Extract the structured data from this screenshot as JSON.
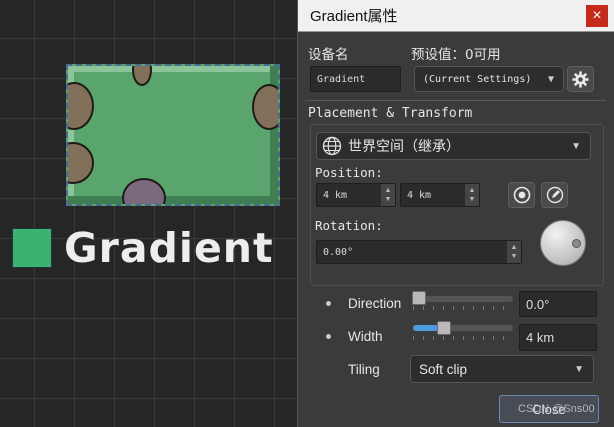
{
  "canvas": {
    "node_label": "Gradient",
    "swatch_color": "#3bb370"
  },
  "dialog": {
    "title": "Gradient属性",
    "close_glyph": "×",
    "device_name_label": "设备名",
    "preset_label": "预设值：0可用",
    "device_name_value": "Gradient",
    "preset_value": "(Current Settings)",
    "section_title": "Placement & Transform",
    "space_value": "世界空间（继承）",
    "position_label": "Position:",
    "position_x": "4 km",
    "position_y": "4 km",
    "rotation_label": "Rotation:",
    "rotation_value": "0.00°",
    "rotation_knob_level": 0,
    "direction_label": "Direction",
    "direction_value": "0.0°",
    "direction_slider_level": 0,
    "width_label": "Width",
    "width_value": "4 km",
    "width_slider_level": 0.3,
    "tiling_label": "Tiling",
    "tiling_value": "Soft clip",
    "close_label": "Close"
  },
  "watermark": "CSDN @Sns00",
  "colors": {
    "accent": "#4d9be0",
    "close_red": "#c42b1c",
    "node_green": "#5aa56e"
  }
}
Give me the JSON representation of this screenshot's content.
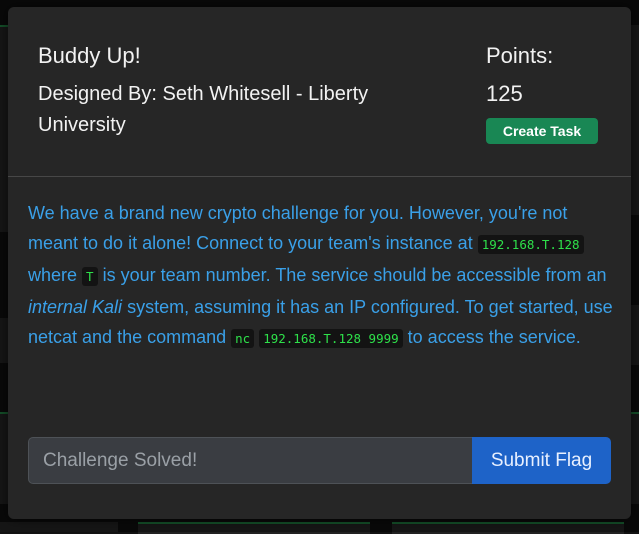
{
  "modal": {
    "title": "Buddy Up!",
    "designer": "Designed By: Seth Whitesell - Liberty University",
    "points_label": "Points:",
    "points_value": "125",
    "create_task_label": "Create Task",
    "description": {
      "p1": "We have a brand new crypto challenge for you. However, you're not meant to do it alone! Connect to your team's instance at ",
      "ip": "192.168.T.128",
      "p2": " where ",
      "t": "T",
      "p3": " is your team number. The service should be accessible from an ",
      "em": "internal Kali",
      "p4": " system, assuming it has an IP configured. To get started, use netcat and the command ",
      "cmd1": "nc",
      "p5": " ",
      "cmd2": "192.168.T.128 9999",
      "p6": " to access the service."
    },
    "flag_input_placeholder": "Challenge Solved!",
    "submit_label": "Submit Flag"
  },
  "colors": {
    "modal_bg": "#262626",
    "description": "#3aa0e8",
    "code": "#2ee04a",
    "create_task": "#198754",
    "submit": "#1e63c8"
  }
}
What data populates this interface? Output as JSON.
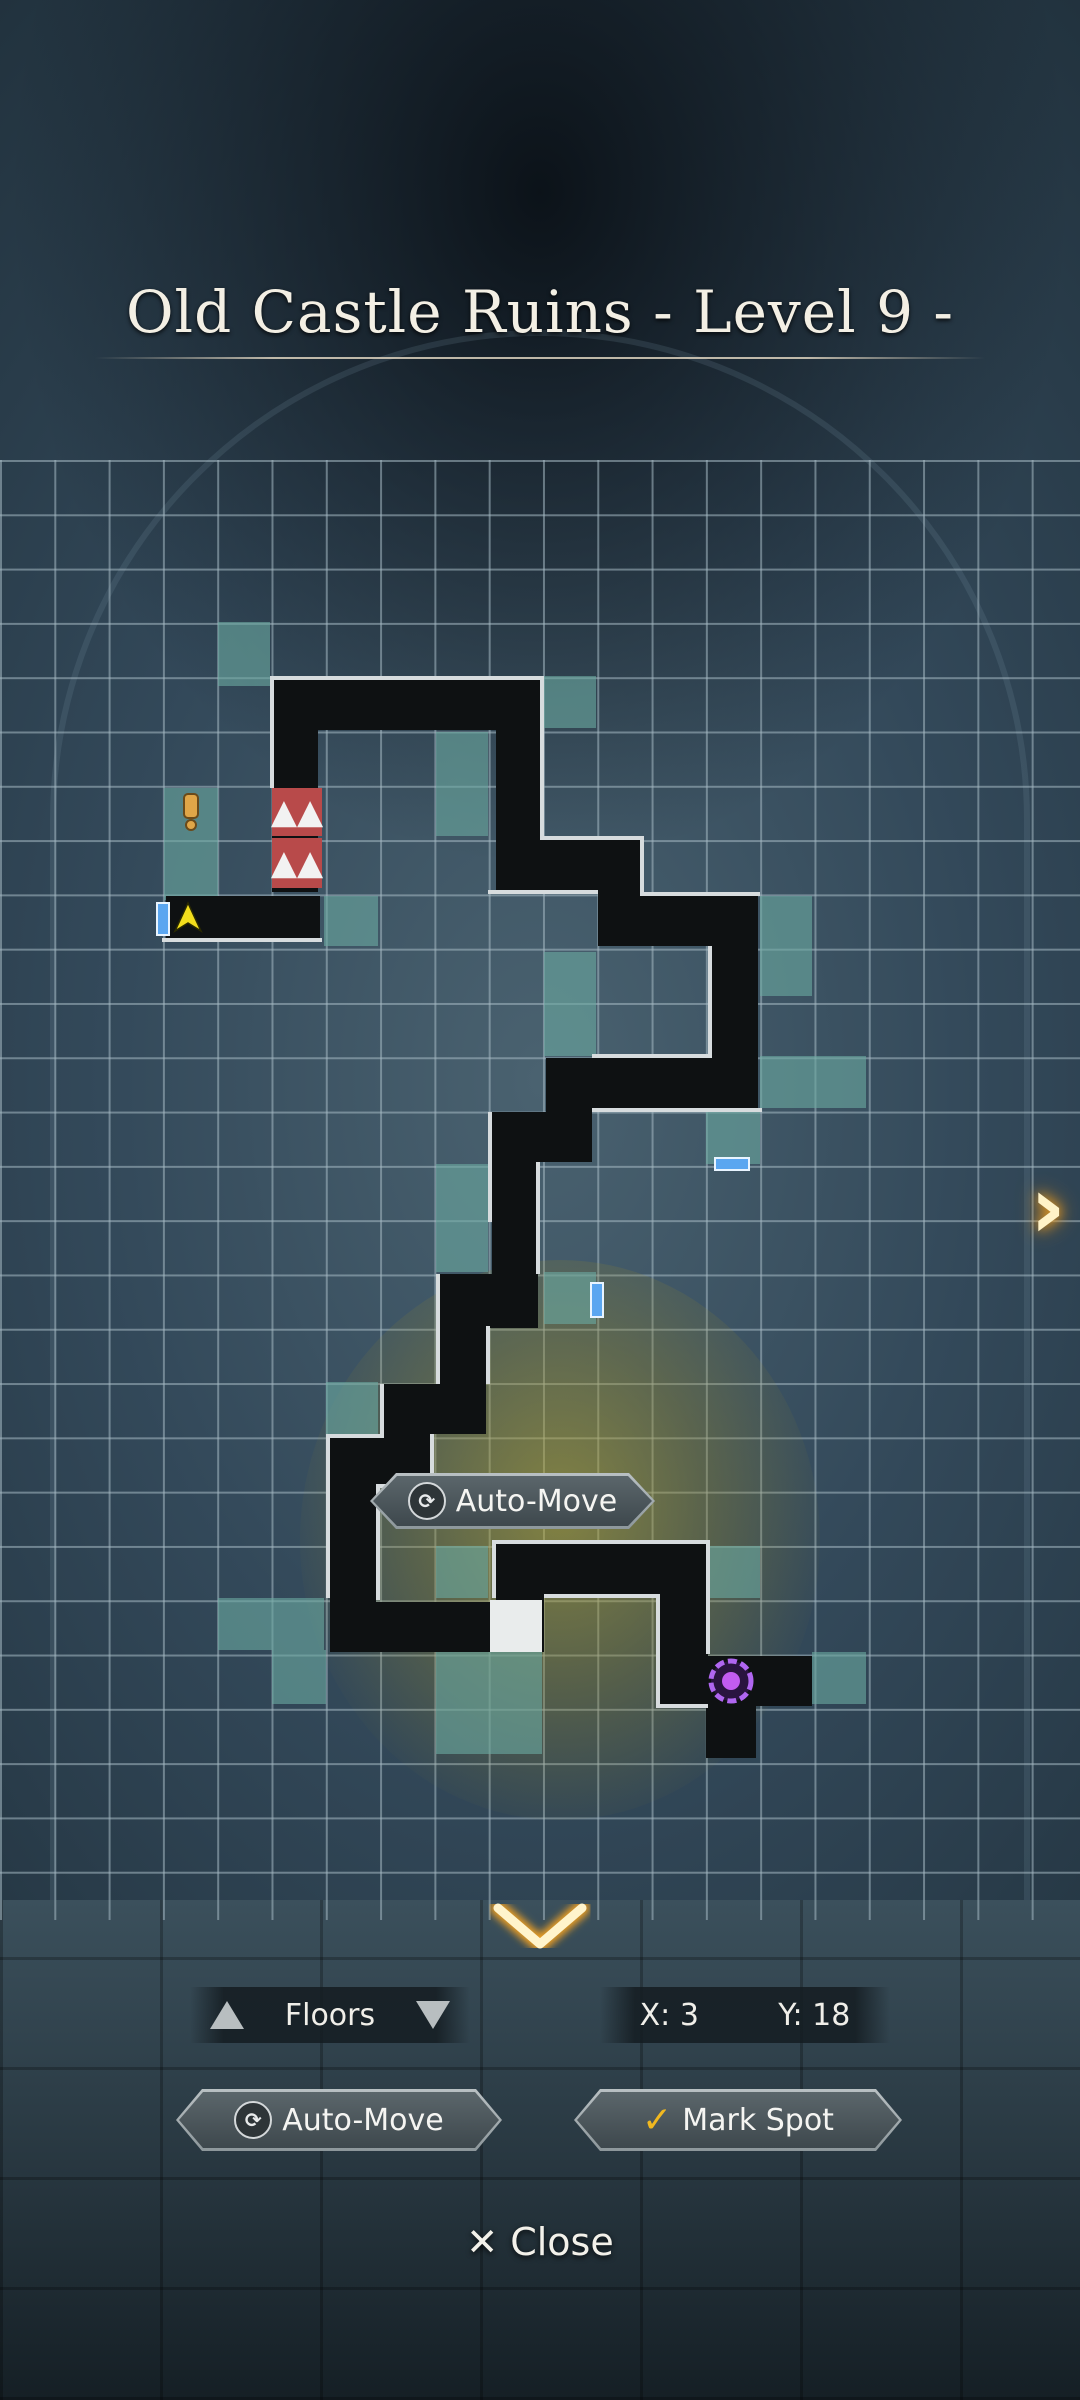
{
  "header": {
    "title": "Old Castle Ruins - Level 9 -"
  },
  "map": {
    "auto_move_tooltip": "Auto-Move",
    "player_icon": "yellow-arrow-icon",
    "event_icon": "exclamation-icon",
    "hazard_icon": "spike-trap-icon",
    "stairs_icon": "purple-orb-icon",
    "door_icon": "blue-door-icon",
    "next_arrow": "chevron-right-icon",
    "down_arrow": "chevron-down-icon",
    "colors": {
      "path": "#0e1112",
      "explored": "#6aa8a0",
      "accent": "#f0a020",
      "trap": "#b84a4a",
      "stairs": "#a24bd6",
      "door": "#5aa6f0"
    }
  },
  "footer": {
    "floors_label": "Floors",
    "x_label": "X: 3",
    "y_label": "Y: 18",
    "auto_move_label": "Auto-Move",
    "mark_spot_label": "Mark Spot",
    "close_label": "Close"
  }
}
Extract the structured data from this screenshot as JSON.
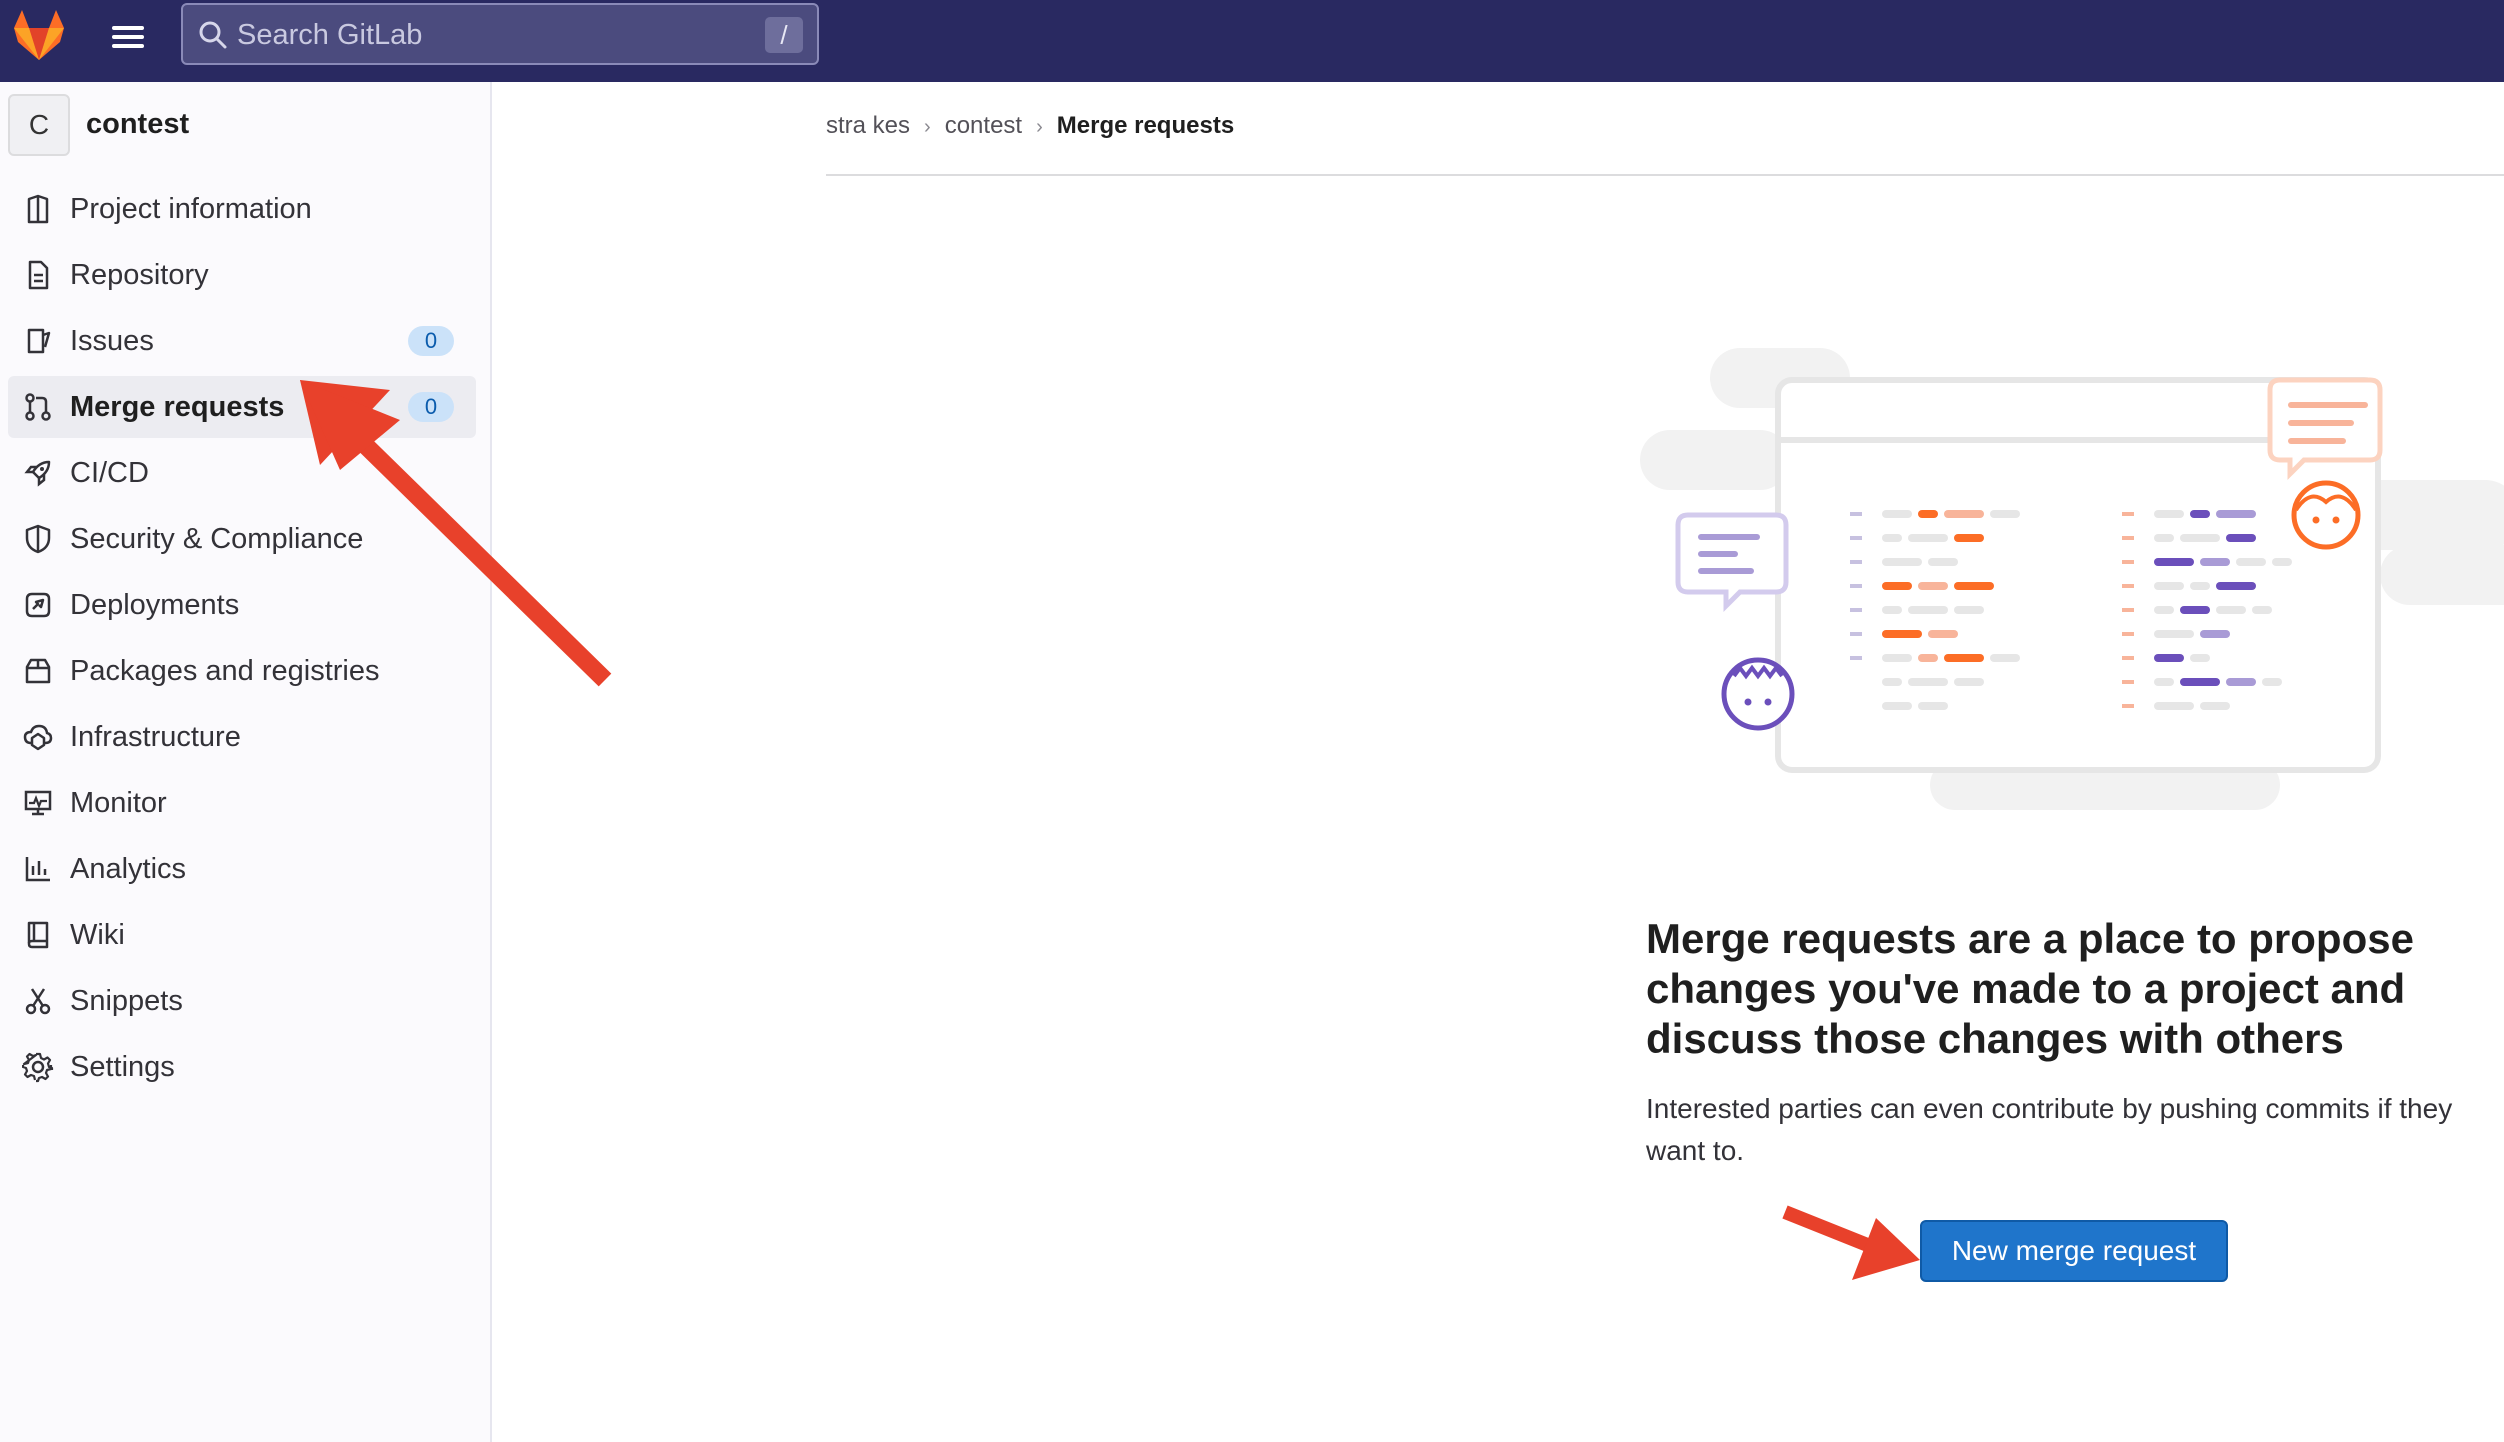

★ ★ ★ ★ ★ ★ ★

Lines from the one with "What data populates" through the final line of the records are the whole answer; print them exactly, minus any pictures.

■ Completed exercise
What data populates this interface? Output as JSON.
{
  "header": {
    "title": "Old Castle Ruins - Level 9 -"
  },
  "map": {
    "auto_move_tooltip": "Auto-Move",
    "player_icon": "yellow-arrow-icon",
    "event_icon": "exclamation-icon",
    "hazard_icon": "spike-trap-icon",
    "stairs_icon": "purple-orb-icon",
    "door_icon": "blue-door-icon",
    "next_arrow": "chevron-right-icon",
    "down_arrow": "chevron-down-icon",
    "colors": {
      "path": "#0e1112",
      "explored": "#6aa8a0",
      "accent": "#f0a020",
      "trap": "#b84a4a",
      "stairs": "#a24bd6",
      "door": "#5aa6f0"
    }
  },
  "footer": {
    "floors_label": "Floors",
    "x_label": "X: 3",
    "y_label": "Y: 18",
    "auto_move_label": "Auto-Move",
    "mark_spot_label": "Mark Spot",
    "close_label": "Close"
  }
}
Extract the structured data from this screenshot as JSON.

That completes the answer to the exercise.